Machines by Rahul Jain won the Silver Gateway in the India Gold section. The hard-hitting documentary looks at the tough conditions of workers in a textile factory in India's western state of Gujarat. Among its various international awards, Machines picked up a World Cinema Documentary Special Jury Award for Excellence in Cinematography at Sundance.
In The Shadows by Dipesh Jain bagged the grand jury prize in the India Gold section while the special jury mention award was shared by S Durga by Sanal Sasidharan and Up, Down and Sideways by Anushka Meenakshi and Ishwar Srikumar.
In the festival's Dimensions Mumbai section, honoring films about India's cinema capital, Anurag Worlikar's Vacancy won the Golden Gateway award.
The Mumbai Film Festival is organized by the Mumbai Academy of Moving Images and its principal sponsor is telecom major Reliance Jio along with Fox's Star India network.

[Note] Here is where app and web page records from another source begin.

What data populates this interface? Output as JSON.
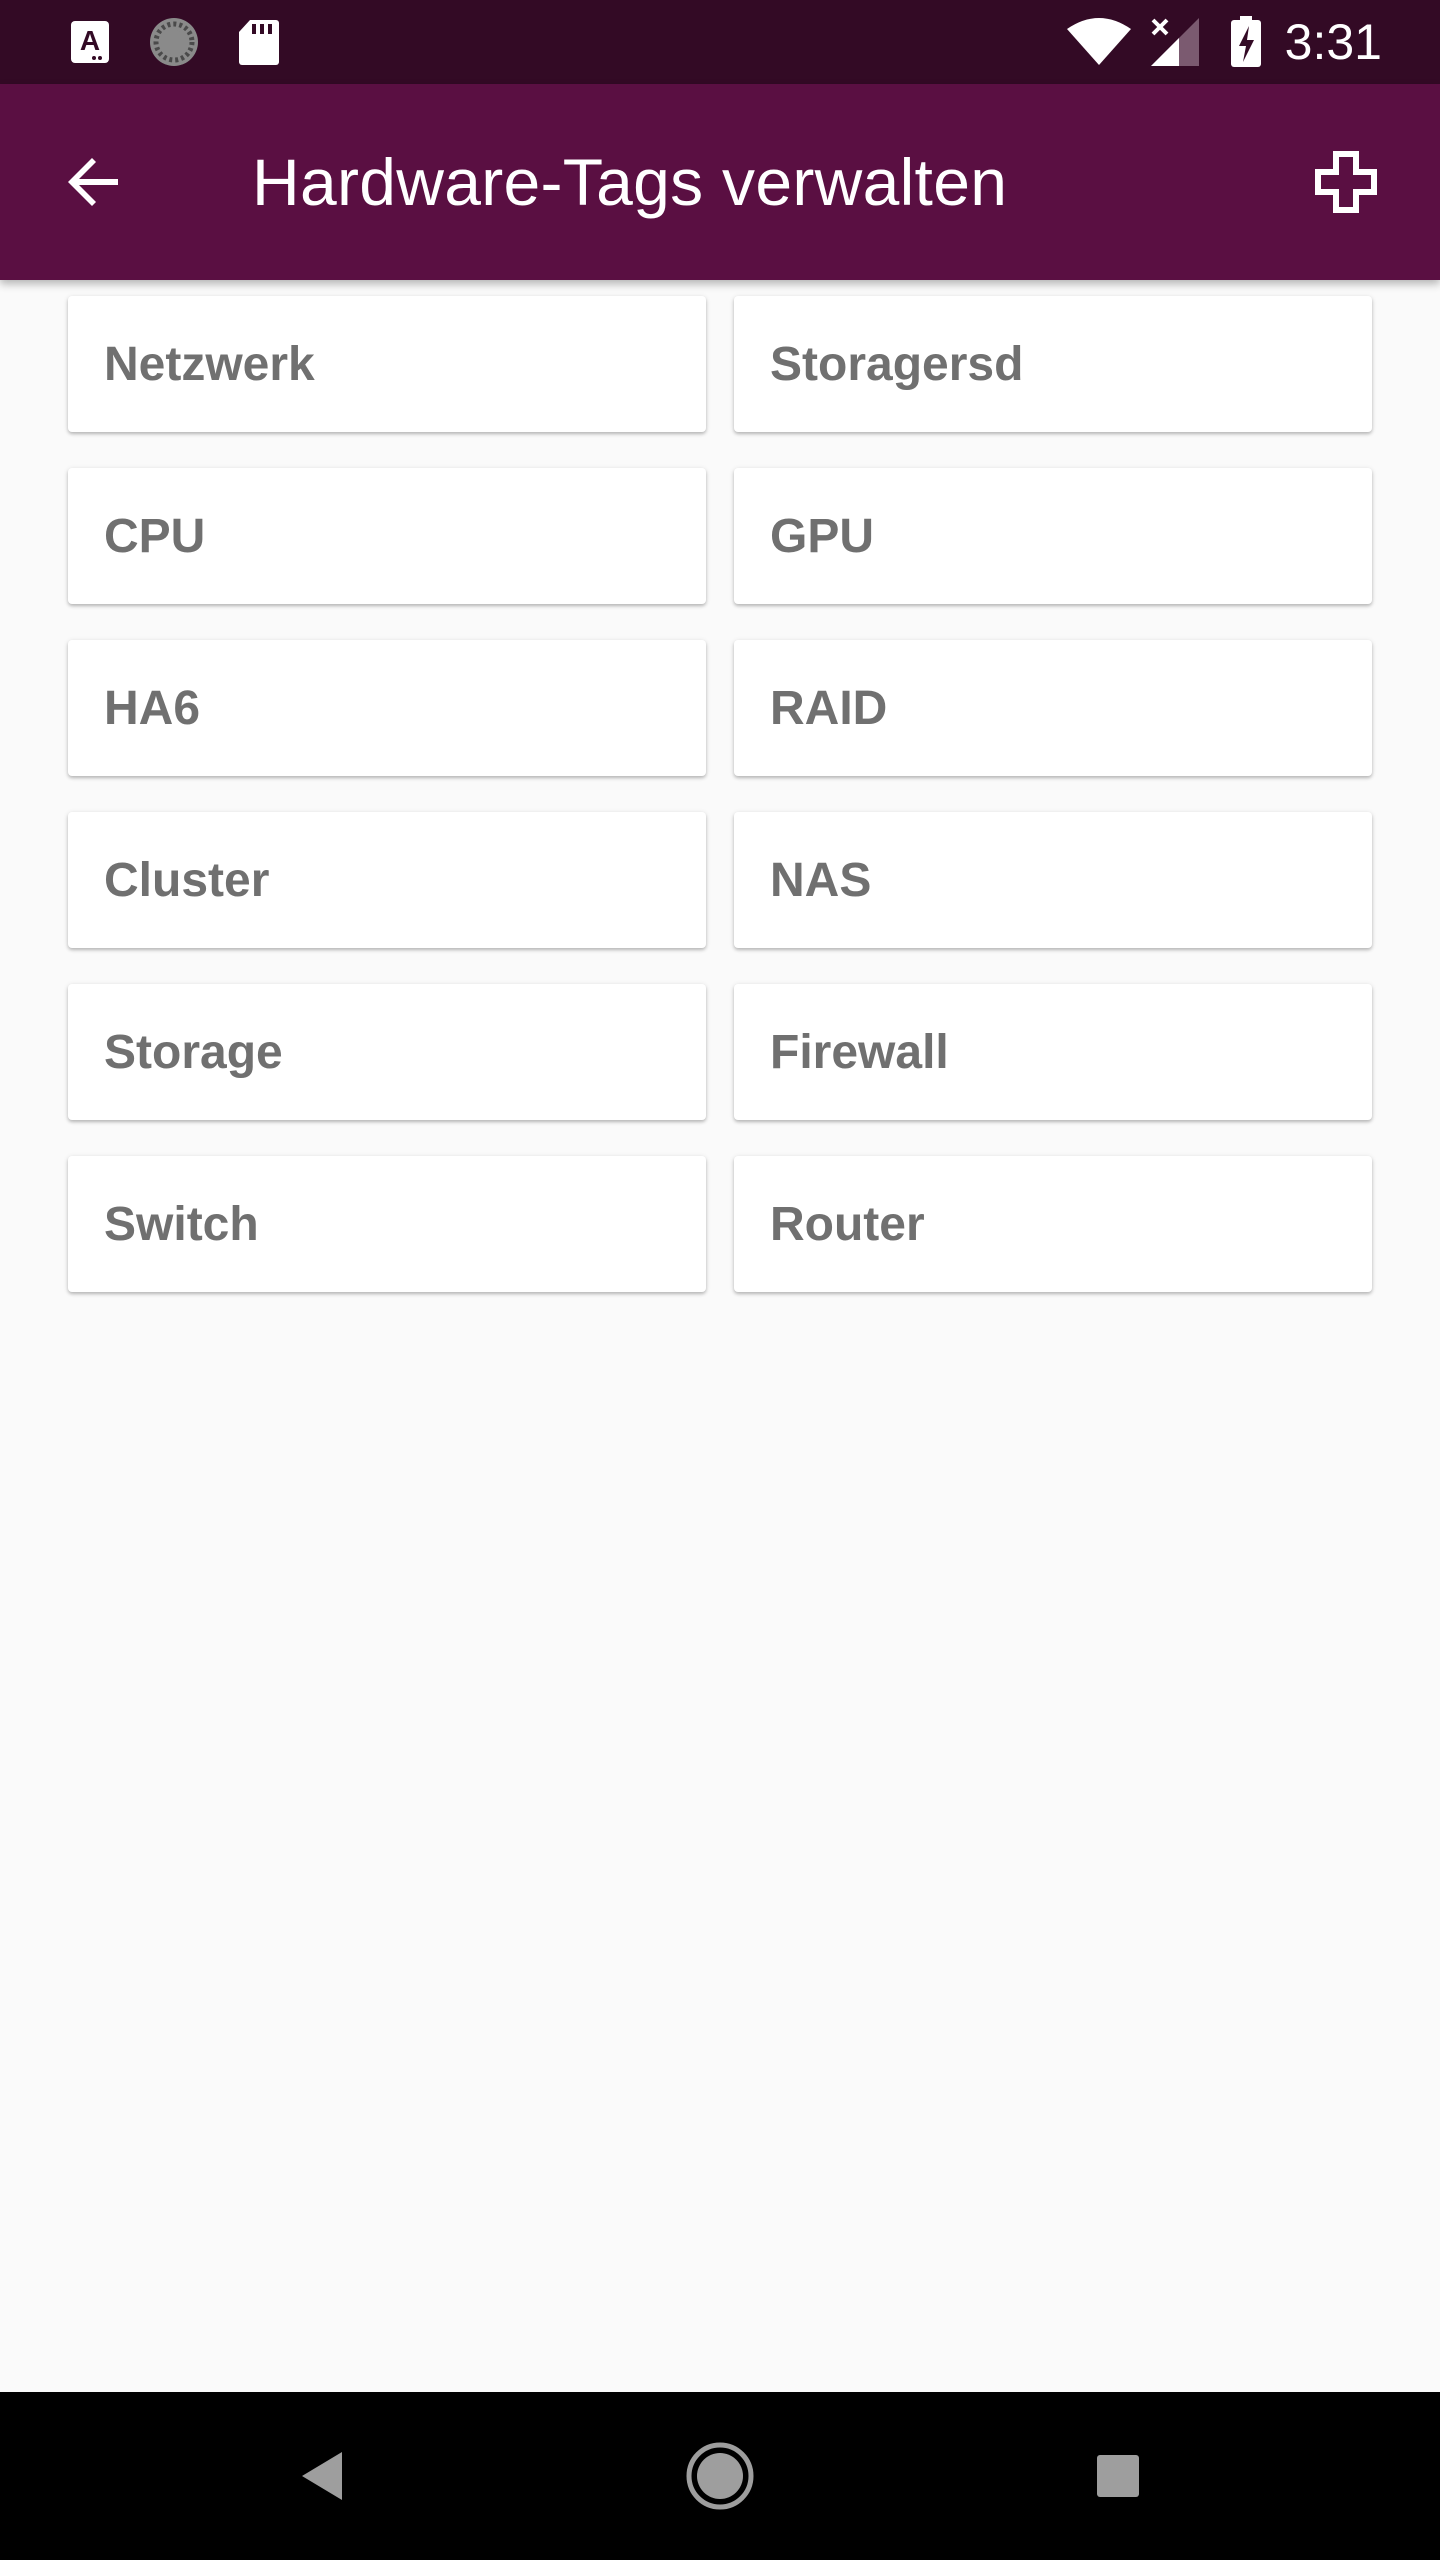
{
  "status_bar": {
    "time": "3:31",
    "icons": [
      "accessibility-a-icon",
      "sync-progress-icon",
      "sd-card-icon",
      "wifi-icon",
      "cellular-no-signal-icon",
      "battery-charging-icon"
    ]
  },
  "app_bar": {
    "title": "Hardware-Tags verwalten",
    "back_icon": "arrow-back-icon",
    "add_icon": "plus-icon",
    "background_color": "#5a0f42"
  },
  "tags": [
    {
      "label": "Netzwerk"
    },
    {
      "label": "Storagersd"
    },
    {
      "label": "CPU"
    },
    {
      "label": "GPU"
    },
    {
      "label": "HA6"
    },
    {
      "label": "RAID"
    },
    {
      "label": "Cluster"
    },
    {
      "label": "NAS"
    },
    {
      "label": "Storage"
    },
    {
      "label": "Firewall"
    },
    {
      "label": "Switch"
    },
    {
      "label": "Router"
    }
  ],
  "nav_bar": {
    "buttons": [
      "nav-back-icon",
      "nav-home-icon",
      "nav-recents-icon"
    ]
  }
}
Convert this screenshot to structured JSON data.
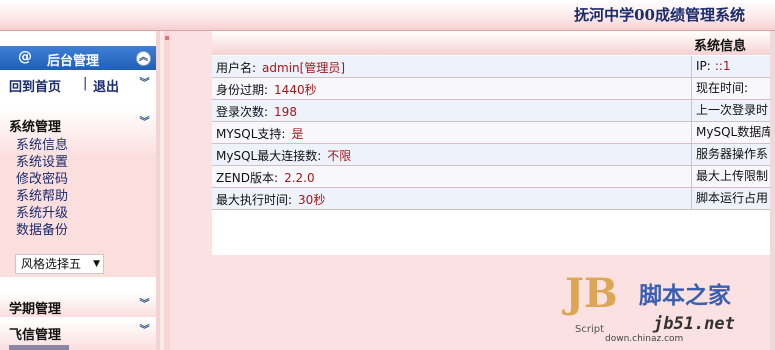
{
  "header": {
    "system_title": "抚河中学00成绩管理系统"
  },
  "sidebar": {
    "title": "后台管理",
    "title_icon": "@",
    "quick_links": {
      "home": "回到首页",
      "separator": "|",
      "logout": "退出"
    },
    "system_panel": {
      "title": "系统管理",
      "items": [
        "系统信息",
        "系统设置",
        "修改密码",
        "系统帮助",
        "系统升级",
        "数据备份"
      ],
      "style_select": {
        "value": "风格选择五"
      }
    },
    "term_panel": {
      "title": "学期管理"
    },
    "fx_panel": {
      "title": "飞信管理"
    }
  },
  "main": {
    "section_title": "系统信息",
    "rows": [
      {
        "key": "用户名:",
        "value": "admin[管理员]",
        "right_key": "IP:",
        "right_value": "::1"
      },
      {
        "key": "身份过期:",
        "value": "1440秒",
        "right_key": "现在时间:",
        "right_value": ""
      },
      {
        "key": "登录次数:",
        "value": "198",
        "right_key": "上一次登录时",
        "right_value": ""
      },
      {
        "key": "MYSQL支持:",
        "value": "是",
        "right_key": "MySQL数据库",
        "right_value": ""
      },
      {
        "key": "MySQL最大连接数:",
        "value": "不限",
        "right_key": "服务器操作系",
        "right_value": ""
      },
      {
        "key": "ZEND版本:",
        "value": "2.2.0",
        "right_key": "最大上传限制",
        "right_value": ""
      },
      {
        "key": "最大执行时间:",
        "value": "30秒",
        "right_key": "脚本运行占用",
        "right_value": ""
      }
    ]
  },
  "watermark": {
    "logo": "JB",
    "logo_sub": "Script",
    "cn": "脚本之家",
    "en": "jb51.net",
    "url": "down.chinaz.com"
  },
  "icons": {
    "collapse": "chevron-double-up-icon",
    "expand": "chevron-double-down-icon",
    "dropdown": "triangle-down-icon"
  }
}
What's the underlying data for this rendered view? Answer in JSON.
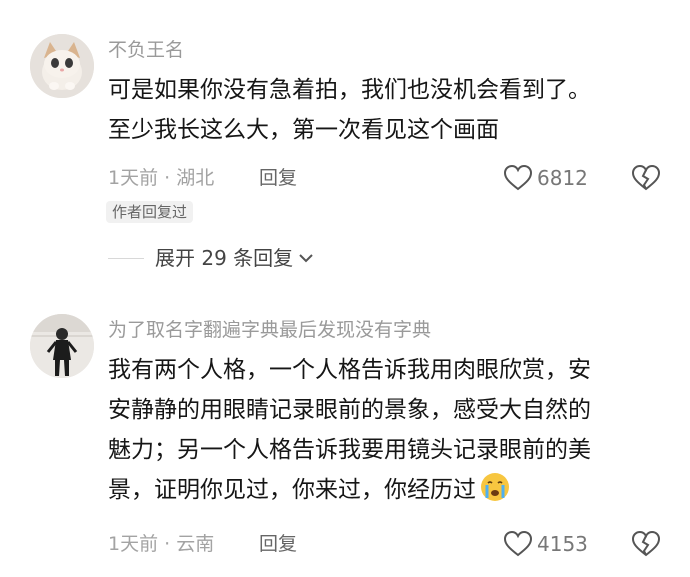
{
  "comments": [
    {
      "username": "不负王名",
      "text_lines": [
        "可是如果你没有急着拍，我们也没机会看到了。",
        "至少我长这么大，第一次看见这个画面"
      ],
      "time": "1天前",
      "location": "湖北",
      "reply_label": "回复",
      "likes": "6812",
      "author_badge": "作者回复过",
      "expand_label": "展开 29 条回复"
    },
    {
      "username": "为了取名字翻遍字典最后发现没有字典",
      "text_lines": [
        "我有两个人格，一个人格告诉我用肉眼欣赏，安",
        "安静静的用眼睛记录眼前的景象，感受大自然的",
        "魅力；另一个人格告诉我要用镜头记录眼前的美",
        "景，证明你见过，你来过，你经历过"
      ],
      "time": "1天前",
      "location": "云南",
      "reply_label": "回复",
      "likes": "4153"
    }
  ],
  "meta_separator": " · ",
  "icons": {
    "like": "heart-outline-icon",
    "dislike": "broken-heart-icon",
    "expand": "chevron-down-icon",
    "emoji": "crying-face-emoji"
  },
  "colors": {
    "username": "#9a9a9a",
    "meta": "#a3a3a3",
    "text": "#161616"
  }
}
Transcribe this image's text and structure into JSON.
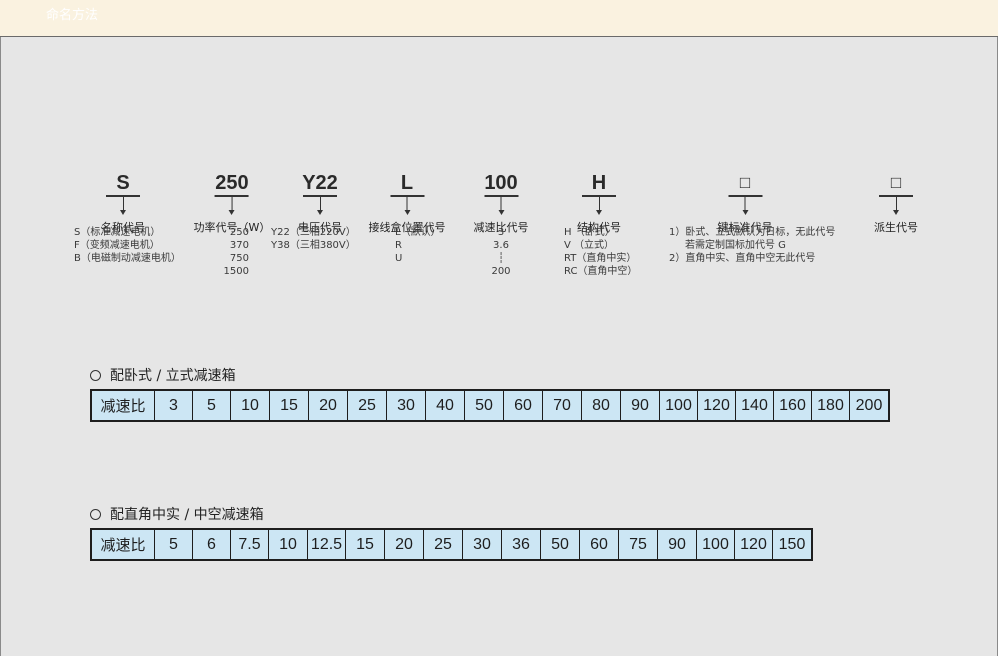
{
  "header": {
    "title": "命名方法"
  },
  "codes": [
    {
      "code": "S",
      "name": "名称代号"
    },
    {
      "code": "250",
      "name": "功率代号（W）"
    },
    {
      "code": "Y22",
      "name": "电压代号"
    },
    {
      "code": "L",
      "name": "接线盒位置代号"
    },
    {
      "code": "100",
      "name": "减速比代号"
    },
    {
      "code": "H",
      "name": "结构代号"
    },
    {
      "code": "□",
      "name": "键标准代号"
    },
    {
      "code": "□",
      "name": "派生代号"
    }
  ],
  "descriptions": {
    "name": [
      "S（标准减速电机）",
      "F（变频减速电机）",
      "B（电磁制动减速电机）"
    ],
    "power": [
      "250",
      "370",
      "750",
      "1500"
    ],
    "voltage": [
      "Y22（三相220V）",
      "Y38（三相380V）"
    ],
    "junction": [
      "L（默认）",
      "R",
      "U"
    ],
    "ratio": [
      "3",
      "3.6",
      "┆",
      "200"
    ],
    "structure": [
      "H （卧式）",
      "V （立式）",
      "RT（直角中实）",
      "RC（直角中空）"
    ],
    "key_standard": [
      "1）卧式、立式默认为日标，无此代号",
      "若需定制国标加代号 G",
      "2）直角中实、直角中空无此代号"
    ]
  },
  "tables": [
    {
      "title": "配卧式 / 立式减速箱",
      "header": "减速比",
      "values": [
        "3",
        "5",
        "10",
        "15",
        "20",
        "25",
        "30",
        "40",
        "50",
        "60",
        "70",
        "80",
        "90",
        "100",
        "120",
        "140",
        "160",
        "180",
        "200"
      ]
    },
    {
      "title": "配直角中实 / 中空减速箱",
      "header": "减速比",
      "values": [
        "5",
        "6",
        "7.5",
        "10",
        "12.5",
        "15",
        "20",
        "25",
        "30",
        "36",
        "50",
        "60",
        "75",
        "90",
        "100",
        "120",
        "150"
      ]
    }
  ]
}
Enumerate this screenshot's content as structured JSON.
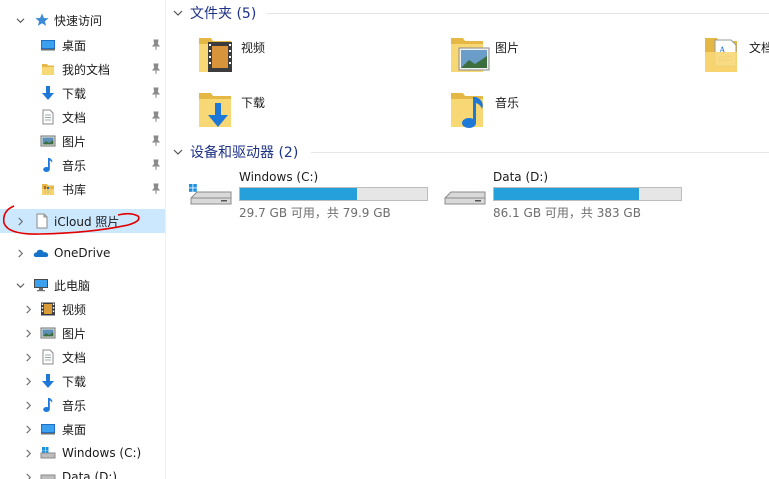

This year's international jury was headed by Shakespeare in Love director John Madden while fellow jurors included Mexican cinematographer Alexis Zabe (Silver Light), Chinese-American actress Celina Jade (Wolf Warriors 2), Indian actress-director Konkona Sensharma (Death in the Gunj) and Argentinian writer-director Santiago Mitre (The Summit).